Content starts

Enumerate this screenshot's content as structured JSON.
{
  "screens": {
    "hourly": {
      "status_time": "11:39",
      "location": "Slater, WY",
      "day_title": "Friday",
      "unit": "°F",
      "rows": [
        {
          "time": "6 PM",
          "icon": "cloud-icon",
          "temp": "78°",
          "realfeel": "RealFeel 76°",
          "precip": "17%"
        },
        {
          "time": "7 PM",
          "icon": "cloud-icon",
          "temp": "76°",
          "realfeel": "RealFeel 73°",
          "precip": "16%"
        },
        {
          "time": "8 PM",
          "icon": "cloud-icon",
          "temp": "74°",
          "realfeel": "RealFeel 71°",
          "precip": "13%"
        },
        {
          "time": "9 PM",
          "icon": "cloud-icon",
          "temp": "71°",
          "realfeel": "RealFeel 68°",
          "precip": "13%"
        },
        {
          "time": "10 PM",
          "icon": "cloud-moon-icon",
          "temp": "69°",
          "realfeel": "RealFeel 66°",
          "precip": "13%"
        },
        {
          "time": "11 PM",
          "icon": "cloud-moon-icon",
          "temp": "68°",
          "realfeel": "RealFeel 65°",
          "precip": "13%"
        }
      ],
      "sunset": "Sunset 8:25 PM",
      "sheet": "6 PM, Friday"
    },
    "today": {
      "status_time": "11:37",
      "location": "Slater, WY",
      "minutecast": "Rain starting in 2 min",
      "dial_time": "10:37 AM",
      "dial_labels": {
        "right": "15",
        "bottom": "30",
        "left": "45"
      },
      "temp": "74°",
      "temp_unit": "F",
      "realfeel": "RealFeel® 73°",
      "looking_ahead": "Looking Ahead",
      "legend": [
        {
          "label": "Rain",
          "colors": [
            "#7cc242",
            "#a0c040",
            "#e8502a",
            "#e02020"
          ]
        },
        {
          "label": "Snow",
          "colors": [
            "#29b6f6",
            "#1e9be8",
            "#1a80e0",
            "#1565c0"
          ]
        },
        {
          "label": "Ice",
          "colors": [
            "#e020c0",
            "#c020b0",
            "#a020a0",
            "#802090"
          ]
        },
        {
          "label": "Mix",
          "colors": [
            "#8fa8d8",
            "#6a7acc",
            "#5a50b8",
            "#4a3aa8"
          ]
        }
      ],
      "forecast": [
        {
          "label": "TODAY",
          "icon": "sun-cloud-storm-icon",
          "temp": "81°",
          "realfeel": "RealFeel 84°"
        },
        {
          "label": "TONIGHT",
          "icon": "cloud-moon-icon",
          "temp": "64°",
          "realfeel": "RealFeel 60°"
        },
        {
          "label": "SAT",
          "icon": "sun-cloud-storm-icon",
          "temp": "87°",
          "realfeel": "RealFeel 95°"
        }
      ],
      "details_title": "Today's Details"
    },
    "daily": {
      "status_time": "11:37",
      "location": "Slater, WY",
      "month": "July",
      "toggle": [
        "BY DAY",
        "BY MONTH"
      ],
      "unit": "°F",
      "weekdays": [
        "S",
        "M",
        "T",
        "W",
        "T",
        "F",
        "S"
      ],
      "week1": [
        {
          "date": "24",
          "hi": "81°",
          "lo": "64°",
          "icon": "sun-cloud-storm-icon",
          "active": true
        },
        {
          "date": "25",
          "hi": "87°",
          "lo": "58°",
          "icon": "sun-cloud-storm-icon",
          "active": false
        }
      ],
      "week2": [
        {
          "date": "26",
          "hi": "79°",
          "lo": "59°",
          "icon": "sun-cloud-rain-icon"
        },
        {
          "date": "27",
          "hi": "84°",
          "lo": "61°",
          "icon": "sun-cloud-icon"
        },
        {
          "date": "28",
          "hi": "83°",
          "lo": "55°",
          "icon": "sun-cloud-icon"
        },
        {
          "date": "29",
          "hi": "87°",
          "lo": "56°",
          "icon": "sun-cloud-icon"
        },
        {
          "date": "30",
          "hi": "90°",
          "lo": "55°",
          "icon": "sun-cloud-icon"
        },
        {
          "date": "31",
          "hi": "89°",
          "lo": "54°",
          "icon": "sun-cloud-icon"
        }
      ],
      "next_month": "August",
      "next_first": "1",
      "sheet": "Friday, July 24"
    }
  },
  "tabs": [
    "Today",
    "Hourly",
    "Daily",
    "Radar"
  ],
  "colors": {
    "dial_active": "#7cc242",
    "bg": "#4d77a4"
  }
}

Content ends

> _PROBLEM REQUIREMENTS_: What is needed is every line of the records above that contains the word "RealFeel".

> _SOLUTION_:
          "realfeel": "RealFeel 76°",
          "realfeel": "RealFeel 73°",
          "realfeel": "RealFeel 71°",
          "realfeel": "RealFeel 68°",
          "realfeel": "RealFeel 66°",
          "realfeel": "RealFeel 65°",
      "realfeel": "RealFeel® 73°",
          "realfeel": "RealFeel 84°"
          "realfeel": "RealFeel 60°"
          "realfeel": "RealFeel 95°"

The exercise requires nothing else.